Stop Aramark: Students Continue to Protest the 10 Year contract

In a demonstration led by the BSU, many showed up to denounce the university’s deal with Aramark. Photo by Brenda Sanchez-Barrera.

By Brenda Sanchez-Barrera, Editor-in-Chief and Leah Quintero, Managing Editor

The Black Student Union (BSU) organized a peaceful protest Nov. 10 at the LSU Palm Courtyard where members of the campus community voiced their concerns over the California State University, Dominguez Hills $10 million 10-year contract with Aramark Corp., an American food, facilities and uniform service provider. 

“The goal of this protest is to put pressure on the university and Aramark to reconsider the 10 year contract,” Terrie Kennon, BSU president, said at the protest. “There is power in numbers and we want the university to see that. We want the university to see that the campus community is more than willing to come together against this issue.” 

Aramark has been criticized for its partnerships with 38% of the country’s prison facilities, poor food quality, lack of accessibility for people with disabilities and numerous health and safety violations. The company’s contract with CSUDH began on July 1. 

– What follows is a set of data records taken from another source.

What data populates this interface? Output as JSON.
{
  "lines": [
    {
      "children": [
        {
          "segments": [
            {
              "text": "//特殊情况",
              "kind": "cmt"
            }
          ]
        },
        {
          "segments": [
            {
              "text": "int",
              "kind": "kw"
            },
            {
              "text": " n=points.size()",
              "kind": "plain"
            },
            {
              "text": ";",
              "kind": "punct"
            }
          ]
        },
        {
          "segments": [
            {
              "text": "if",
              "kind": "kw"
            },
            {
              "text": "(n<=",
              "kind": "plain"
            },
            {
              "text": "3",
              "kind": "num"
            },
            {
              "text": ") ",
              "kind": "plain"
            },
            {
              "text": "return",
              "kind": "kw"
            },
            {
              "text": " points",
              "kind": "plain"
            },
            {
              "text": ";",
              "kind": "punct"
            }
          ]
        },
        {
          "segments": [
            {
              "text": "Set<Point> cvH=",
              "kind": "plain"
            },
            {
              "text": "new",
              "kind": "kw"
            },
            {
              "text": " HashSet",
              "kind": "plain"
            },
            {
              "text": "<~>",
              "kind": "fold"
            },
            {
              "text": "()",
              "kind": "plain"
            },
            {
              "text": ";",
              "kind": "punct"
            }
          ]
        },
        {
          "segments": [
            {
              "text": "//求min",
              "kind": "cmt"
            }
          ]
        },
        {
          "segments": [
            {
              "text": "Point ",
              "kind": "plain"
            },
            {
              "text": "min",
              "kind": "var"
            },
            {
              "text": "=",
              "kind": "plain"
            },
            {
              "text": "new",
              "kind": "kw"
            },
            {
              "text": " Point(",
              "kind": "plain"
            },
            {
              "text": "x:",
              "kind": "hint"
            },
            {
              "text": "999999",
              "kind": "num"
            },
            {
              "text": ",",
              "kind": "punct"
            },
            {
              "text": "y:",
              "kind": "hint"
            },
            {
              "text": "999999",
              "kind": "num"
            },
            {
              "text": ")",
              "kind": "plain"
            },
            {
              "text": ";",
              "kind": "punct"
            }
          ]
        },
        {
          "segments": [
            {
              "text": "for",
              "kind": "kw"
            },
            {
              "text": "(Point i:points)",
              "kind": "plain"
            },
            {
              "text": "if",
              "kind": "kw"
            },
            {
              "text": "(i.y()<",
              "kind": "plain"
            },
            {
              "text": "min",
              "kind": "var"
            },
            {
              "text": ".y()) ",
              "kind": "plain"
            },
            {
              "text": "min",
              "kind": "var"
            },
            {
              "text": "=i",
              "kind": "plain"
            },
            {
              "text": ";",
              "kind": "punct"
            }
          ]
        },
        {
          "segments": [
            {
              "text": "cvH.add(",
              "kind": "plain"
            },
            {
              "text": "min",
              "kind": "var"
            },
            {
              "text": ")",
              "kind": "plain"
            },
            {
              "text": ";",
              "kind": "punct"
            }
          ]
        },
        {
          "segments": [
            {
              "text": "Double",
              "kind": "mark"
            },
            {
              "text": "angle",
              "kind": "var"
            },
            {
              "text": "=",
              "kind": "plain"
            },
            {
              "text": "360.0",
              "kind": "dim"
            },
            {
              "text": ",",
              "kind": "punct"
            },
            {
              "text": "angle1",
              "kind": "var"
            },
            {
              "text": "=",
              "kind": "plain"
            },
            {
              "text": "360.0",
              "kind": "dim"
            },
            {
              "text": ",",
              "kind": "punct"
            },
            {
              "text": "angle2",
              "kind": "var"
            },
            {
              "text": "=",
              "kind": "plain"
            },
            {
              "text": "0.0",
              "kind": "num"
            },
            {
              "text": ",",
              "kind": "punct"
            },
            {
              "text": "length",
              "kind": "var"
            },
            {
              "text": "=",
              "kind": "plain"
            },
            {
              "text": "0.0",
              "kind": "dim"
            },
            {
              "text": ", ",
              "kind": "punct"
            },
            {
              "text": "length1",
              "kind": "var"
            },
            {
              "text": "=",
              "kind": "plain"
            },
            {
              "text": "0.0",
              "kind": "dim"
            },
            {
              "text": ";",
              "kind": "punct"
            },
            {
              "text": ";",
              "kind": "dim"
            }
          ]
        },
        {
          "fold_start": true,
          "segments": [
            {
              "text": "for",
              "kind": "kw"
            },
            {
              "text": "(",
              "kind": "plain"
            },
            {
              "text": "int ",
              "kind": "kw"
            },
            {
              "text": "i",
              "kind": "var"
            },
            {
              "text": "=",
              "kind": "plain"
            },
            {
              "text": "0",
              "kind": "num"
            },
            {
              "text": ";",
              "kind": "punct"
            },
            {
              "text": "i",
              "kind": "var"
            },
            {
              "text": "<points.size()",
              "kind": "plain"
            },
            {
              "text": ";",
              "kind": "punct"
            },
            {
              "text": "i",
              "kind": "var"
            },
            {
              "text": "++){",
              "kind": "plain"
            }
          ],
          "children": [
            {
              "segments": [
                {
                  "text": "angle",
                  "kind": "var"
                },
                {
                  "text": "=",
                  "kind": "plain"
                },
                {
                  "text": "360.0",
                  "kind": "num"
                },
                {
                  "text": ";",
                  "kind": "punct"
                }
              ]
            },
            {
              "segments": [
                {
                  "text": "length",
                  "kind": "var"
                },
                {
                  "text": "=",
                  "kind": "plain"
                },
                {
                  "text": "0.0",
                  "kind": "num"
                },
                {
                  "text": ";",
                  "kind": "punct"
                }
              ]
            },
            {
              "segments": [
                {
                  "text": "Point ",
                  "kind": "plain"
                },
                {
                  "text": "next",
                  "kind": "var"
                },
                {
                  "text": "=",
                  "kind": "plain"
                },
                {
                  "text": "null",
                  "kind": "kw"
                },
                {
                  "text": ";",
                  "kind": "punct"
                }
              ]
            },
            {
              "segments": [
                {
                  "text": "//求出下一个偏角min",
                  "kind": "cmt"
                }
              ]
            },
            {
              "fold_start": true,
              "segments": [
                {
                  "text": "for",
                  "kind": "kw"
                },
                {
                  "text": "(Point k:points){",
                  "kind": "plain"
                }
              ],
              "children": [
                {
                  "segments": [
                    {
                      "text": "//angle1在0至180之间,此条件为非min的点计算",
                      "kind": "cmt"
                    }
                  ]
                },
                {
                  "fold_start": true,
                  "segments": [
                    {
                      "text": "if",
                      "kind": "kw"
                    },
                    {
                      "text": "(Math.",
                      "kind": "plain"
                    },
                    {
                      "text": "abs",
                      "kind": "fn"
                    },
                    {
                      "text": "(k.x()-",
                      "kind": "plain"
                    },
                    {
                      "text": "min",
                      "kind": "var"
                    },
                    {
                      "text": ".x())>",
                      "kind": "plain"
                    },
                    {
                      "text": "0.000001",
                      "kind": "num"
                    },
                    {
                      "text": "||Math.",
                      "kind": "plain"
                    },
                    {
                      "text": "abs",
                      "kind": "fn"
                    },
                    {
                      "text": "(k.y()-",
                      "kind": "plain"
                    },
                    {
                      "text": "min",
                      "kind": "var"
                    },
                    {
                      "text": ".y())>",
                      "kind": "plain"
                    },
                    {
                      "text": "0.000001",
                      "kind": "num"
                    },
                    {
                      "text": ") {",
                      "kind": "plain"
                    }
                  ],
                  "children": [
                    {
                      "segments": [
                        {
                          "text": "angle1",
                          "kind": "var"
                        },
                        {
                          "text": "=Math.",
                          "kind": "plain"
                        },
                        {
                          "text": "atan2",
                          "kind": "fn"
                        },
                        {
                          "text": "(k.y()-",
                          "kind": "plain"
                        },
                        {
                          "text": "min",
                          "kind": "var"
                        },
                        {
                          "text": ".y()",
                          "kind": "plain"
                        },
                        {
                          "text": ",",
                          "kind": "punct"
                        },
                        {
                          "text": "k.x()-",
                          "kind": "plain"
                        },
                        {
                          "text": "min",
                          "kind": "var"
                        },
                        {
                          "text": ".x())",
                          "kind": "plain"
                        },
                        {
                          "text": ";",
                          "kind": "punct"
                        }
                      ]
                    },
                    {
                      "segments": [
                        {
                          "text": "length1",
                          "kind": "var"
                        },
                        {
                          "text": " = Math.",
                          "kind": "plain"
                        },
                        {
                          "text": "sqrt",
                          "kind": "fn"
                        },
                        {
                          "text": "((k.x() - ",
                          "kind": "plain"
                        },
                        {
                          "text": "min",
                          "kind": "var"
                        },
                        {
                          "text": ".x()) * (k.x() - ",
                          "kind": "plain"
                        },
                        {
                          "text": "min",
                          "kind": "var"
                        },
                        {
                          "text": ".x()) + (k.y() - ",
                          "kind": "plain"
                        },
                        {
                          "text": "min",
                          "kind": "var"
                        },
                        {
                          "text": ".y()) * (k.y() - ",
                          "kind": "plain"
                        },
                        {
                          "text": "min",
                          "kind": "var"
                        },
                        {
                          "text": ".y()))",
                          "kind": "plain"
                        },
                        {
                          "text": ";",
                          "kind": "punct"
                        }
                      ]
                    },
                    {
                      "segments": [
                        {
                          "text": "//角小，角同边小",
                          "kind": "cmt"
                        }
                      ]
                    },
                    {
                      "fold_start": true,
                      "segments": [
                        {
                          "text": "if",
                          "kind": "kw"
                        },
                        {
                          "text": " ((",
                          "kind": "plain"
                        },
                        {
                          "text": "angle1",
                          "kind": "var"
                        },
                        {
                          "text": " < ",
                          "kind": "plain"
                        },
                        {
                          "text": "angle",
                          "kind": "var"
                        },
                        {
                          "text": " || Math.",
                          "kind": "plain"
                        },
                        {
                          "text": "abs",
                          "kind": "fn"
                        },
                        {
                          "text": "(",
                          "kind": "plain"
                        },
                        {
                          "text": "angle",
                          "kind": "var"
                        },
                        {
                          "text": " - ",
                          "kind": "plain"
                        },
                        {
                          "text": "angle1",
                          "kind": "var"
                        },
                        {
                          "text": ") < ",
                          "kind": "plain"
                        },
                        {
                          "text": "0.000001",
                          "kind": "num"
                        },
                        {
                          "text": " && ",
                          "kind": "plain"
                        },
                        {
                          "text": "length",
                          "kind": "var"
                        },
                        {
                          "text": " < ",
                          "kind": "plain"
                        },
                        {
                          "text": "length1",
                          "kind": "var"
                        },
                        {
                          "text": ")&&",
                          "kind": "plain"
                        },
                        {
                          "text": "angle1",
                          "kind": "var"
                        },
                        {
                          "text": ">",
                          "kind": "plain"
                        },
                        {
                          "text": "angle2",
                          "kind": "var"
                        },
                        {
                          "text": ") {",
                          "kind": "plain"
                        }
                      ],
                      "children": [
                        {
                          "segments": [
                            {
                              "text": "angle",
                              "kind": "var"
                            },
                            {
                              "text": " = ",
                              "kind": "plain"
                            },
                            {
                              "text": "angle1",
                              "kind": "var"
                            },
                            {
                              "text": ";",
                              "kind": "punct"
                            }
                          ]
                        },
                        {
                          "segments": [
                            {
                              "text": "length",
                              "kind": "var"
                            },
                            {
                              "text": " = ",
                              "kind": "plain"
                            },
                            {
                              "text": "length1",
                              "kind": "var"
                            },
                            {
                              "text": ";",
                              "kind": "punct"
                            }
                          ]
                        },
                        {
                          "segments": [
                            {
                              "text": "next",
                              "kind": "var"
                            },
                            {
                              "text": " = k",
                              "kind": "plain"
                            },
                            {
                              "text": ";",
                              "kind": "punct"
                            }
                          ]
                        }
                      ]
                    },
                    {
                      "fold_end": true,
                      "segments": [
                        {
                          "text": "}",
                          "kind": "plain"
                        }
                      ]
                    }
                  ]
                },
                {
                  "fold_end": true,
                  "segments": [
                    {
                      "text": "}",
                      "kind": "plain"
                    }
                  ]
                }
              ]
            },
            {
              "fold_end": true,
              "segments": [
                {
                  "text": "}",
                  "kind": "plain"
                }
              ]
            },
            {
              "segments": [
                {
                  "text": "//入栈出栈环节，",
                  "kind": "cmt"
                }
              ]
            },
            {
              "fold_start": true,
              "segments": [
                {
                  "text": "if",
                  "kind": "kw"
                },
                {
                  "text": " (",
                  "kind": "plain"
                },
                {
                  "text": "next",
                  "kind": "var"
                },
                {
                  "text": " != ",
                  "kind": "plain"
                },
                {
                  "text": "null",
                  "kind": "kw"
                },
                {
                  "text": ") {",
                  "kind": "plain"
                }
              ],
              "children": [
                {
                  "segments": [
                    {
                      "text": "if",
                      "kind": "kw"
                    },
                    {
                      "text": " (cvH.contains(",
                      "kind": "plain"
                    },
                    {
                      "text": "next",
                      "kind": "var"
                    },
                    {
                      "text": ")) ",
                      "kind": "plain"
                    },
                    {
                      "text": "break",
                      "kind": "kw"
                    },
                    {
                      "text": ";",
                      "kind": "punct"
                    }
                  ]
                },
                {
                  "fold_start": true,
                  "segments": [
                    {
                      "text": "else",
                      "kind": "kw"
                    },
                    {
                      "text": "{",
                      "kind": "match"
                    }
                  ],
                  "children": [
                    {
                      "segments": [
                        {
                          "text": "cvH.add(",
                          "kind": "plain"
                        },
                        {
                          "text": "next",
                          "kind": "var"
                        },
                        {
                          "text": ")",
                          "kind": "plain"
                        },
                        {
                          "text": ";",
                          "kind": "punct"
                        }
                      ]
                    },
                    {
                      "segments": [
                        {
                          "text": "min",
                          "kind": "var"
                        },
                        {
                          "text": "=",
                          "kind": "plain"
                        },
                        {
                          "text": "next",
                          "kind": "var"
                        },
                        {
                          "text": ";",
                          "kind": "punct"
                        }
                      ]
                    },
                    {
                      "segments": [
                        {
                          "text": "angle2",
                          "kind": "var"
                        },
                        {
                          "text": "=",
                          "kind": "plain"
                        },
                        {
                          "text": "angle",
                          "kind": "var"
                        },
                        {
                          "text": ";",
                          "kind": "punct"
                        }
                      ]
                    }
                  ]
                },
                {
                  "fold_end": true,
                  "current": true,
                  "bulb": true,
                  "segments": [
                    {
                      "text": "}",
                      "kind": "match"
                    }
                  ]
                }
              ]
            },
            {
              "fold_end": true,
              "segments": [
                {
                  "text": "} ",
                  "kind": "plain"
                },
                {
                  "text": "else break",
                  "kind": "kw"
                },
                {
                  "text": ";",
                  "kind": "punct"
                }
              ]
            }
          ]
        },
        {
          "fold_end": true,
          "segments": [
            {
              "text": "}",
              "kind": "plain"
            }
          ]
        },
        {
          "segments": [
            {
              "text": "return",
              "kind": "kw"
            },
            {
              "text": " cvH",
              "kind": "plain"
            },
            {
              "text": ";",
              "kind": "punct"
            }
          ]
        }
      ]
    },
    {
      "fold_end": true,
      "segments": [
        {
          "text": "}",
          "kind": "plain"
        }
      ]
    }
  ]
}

Since then, students have spoken up about the continuous digestive problems they’ve experienced that have left them ill for hours and some even days. 

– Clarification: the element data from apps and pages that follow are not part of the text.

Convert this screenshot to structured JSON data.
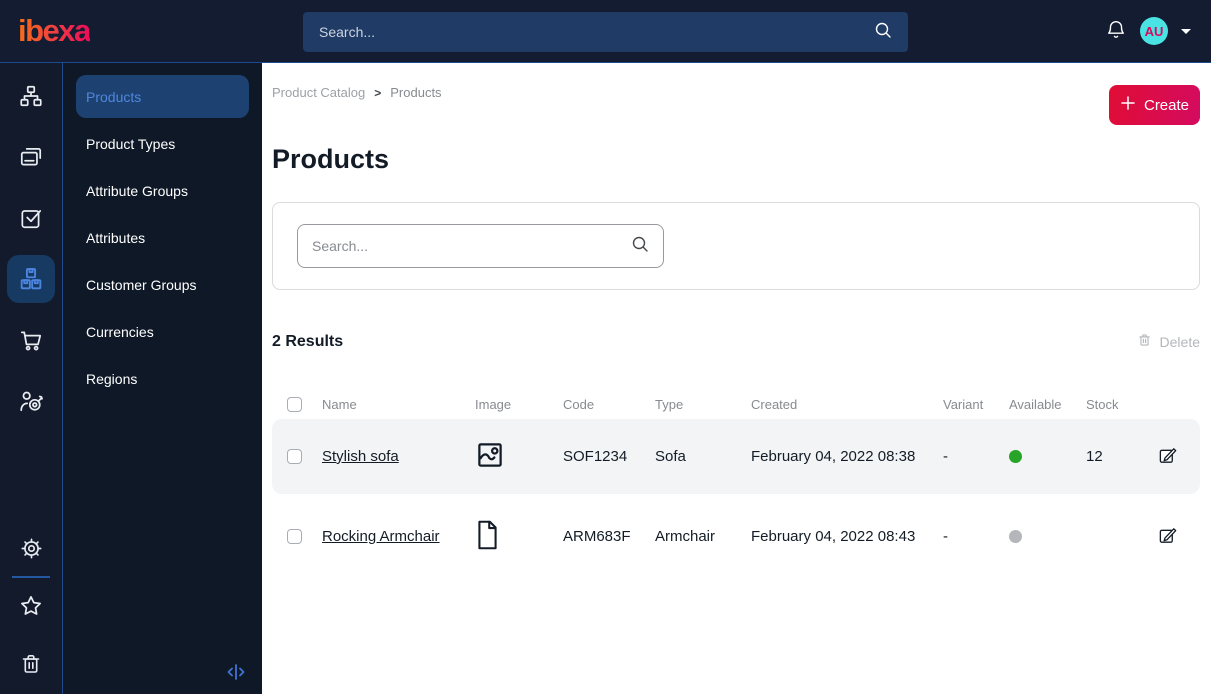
{
  "topbar": {
    "logo_text": "ibexa",
    "search_placeholder": "Search...",
    "avatar_initials": "AU",
    "icons": [
      "search-icon",
      "bell-icon",
      "caret-down-icon"
    ]
  },
  "rail": {
    "items": [
      {
        "icon": "content-tree-icon",
        "active": false
      },
      {
        "icon": "pages-icon",
        "active": false
      },
      {
        "icon": "tasks-icon",
        "active": false
      },
      {
        "icon": "product-catalog-icon",
        "active": true
      },
      {
        "icon": "commerce-cart-icon",
        "active": false
      },
      {
        "icon": "personalization-target-icon",
        "active": false
      }
    ],
    "bottom_items": [
      {
        "icon": "settings-gear-icon"
      },
      {
        "icon": "favorites-star-icon"
      },
      {
        "icon": "trash-icon"
      }
    ]
  },
  "sidebar": {
    "items": [
      {
        "label": "Products",
        "active": true
      },
      {
        "label": "Product Types",
        "active": false
      },
      {
        "label": "Attribute Groups",
        "active": false
      },
      {
        "label": "Attributes",
        "active": false
      },
      {
        "label": "Customer Groups",
        "active": false
      },
      {
        "label": "Currencies",
        "active": false
      },
      {
        "label": "Regions",
        "active": false
      }
    ],
    "collapse_icon": "collapse-panel-icon"
  },
  "breadcrumb": {
    "items": [
      "Product Catalog",
      "Products"
    ],
    "separator": ">"
  },
  "page": {
    "title": "Products",
    "create_label": "Create"
  },
  "filters": {
    "search_placeholder": "Search..."
  },
  "results": {
    "count_label": "2 Results",
    "delete_label": "Delete"
  },
  "table": {
    "headers": [
      "Name",
      "Image",
      "Code",
      "Type",
      "Created",
      "Variant",
      "Available",
      "Stock"
    ],
    "rows": [
      {
        "name": "Stylish sofa",
        "image_icon": "photo-icon",
        "code": "SOF1234",
        "type": "Sofa",
        "created": "February 04, 2022 08:38",
        "variant": "-",
        "available": true,
        "available_class": "dot available",
        "stock": "12"
      },
      {
        "name": "Rocking Armchair",
        "image_icon": "file-icon",
        "code": "ARM683F",
        "type": "Armchair",
        "created": "February 04, 2022 08:43",
        "variant": "-",
        "available": false,
        "available_class": "dot unavailable",
        "stock": ""
      }
    ]
  },
  "colors": {
    "topbar_bg": "#131c30",
    "accent_red": "#e00d35",
    "accent_pink": "#d40b60",
    "active_blue": "#4c85e0",
    "available_green": "#28a428",
    "unavailable_gray": "#b4b6b9",
    "avatar_bg": "#49e3e3",
    "avatar_text": "#d6095c"
  }
}
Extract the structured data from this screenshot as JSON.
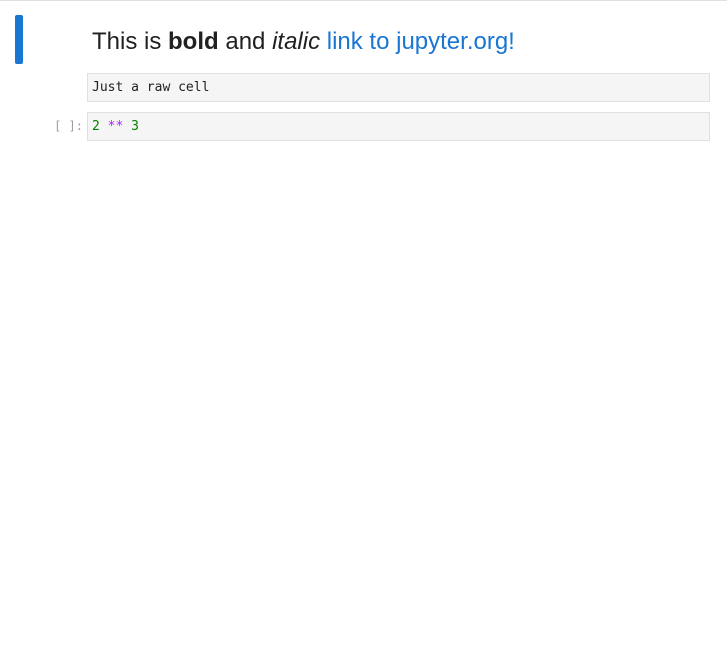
{
  "notebook": {
    "markdown_cell": {
      "text_prefix": "This is ",
      "text_bold": "bold",
      "text_middle": " and ",
      "text_italic": "italic",
      "link_text": "link to jupyter.org!"
    },
    "raw_cell": {
      "source": "Just a raw cell"
    },
    "code_cell": {
      "prompt": "[ ]:",
      "tokens": {
        "num1": "2",
        "op": "**",
        "num2": "3"
      }
    }
  },
  "colors": {
    "accent": "#1976d2",
    "number": "#008000",
    "operator": "#aa22ff"
  },
  "icons": {
    "collapser": "collapser-bar"
  }
}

“I start eating [the chicken strips] and I feel nasty. My stomach starts hurting,” Robert Cummingham, director of student services for Associated Students, Inc. (ASI), recounted his last experience eating from the DH Sports Lounge. 

He said at first he chose to brush off the warnings from his stomach and decided since he paid for the chicken strips he might as well eat them only to later find out that Aramark recycles their leftover food instead of giving it back to the community for free which Cummingham believes is what should be done instead.  

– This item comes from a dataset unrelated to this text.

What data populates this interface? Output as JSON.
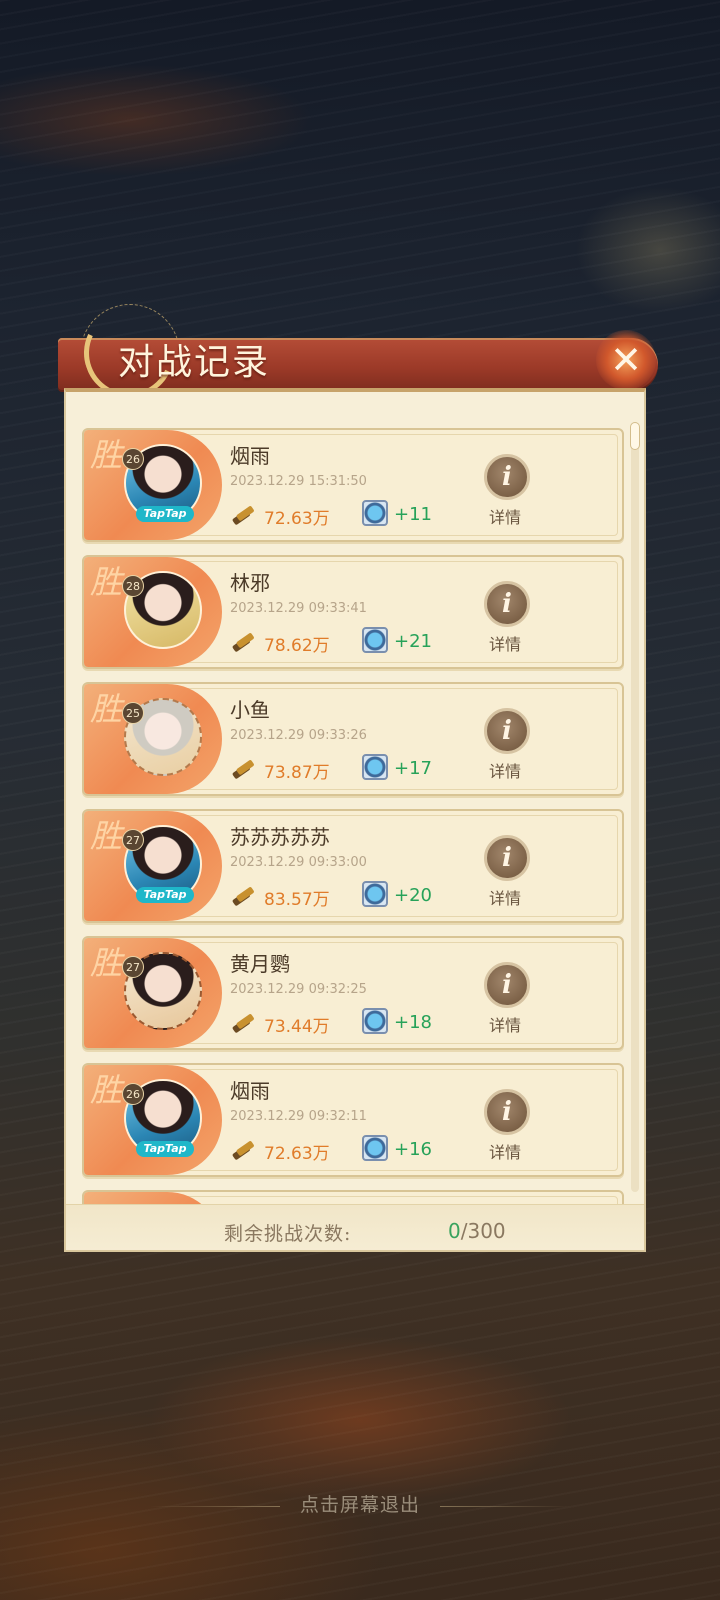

According to Cummingham, any food that was cooked and did not get sold the day it was made, is saved, reheated and resold the next day for new customers. 

“The school that we attend should be providing food that sustains our health,” Kennon said. 

The company’s mistreatment of its workers was also brought up during the protest. 

“I see a lot of international students working for Aramark dining services. When they speak up about mistreatment at their place of employment on campus, they get their hours reduced,” Cunningham said. 

Allegations against Aramarks mistreatment range from sexual misconduct, racism, unethical employee termination, health code violations and more. 

Students had previously hoped to see CSUDH administrators make an effort to address their concerns after the Aramark Town Hall meeting held on Oct. 3, but more than a month later, they still have not heard a response. 

“As of right now, there has been no public record of the university’s efforts to remove Aramark from this campus, despite being aware of the reports made by students,” Kennon said. 

In response, the BSU created a petition to stop the Aramark contract and has so far garnered more than 300 signatures. In the upcoming week, on Nov. 15 at 12 p.m., located in the Innovation and Instruction building, the university will hold another town hall meeting to further discuss the Aramark decision.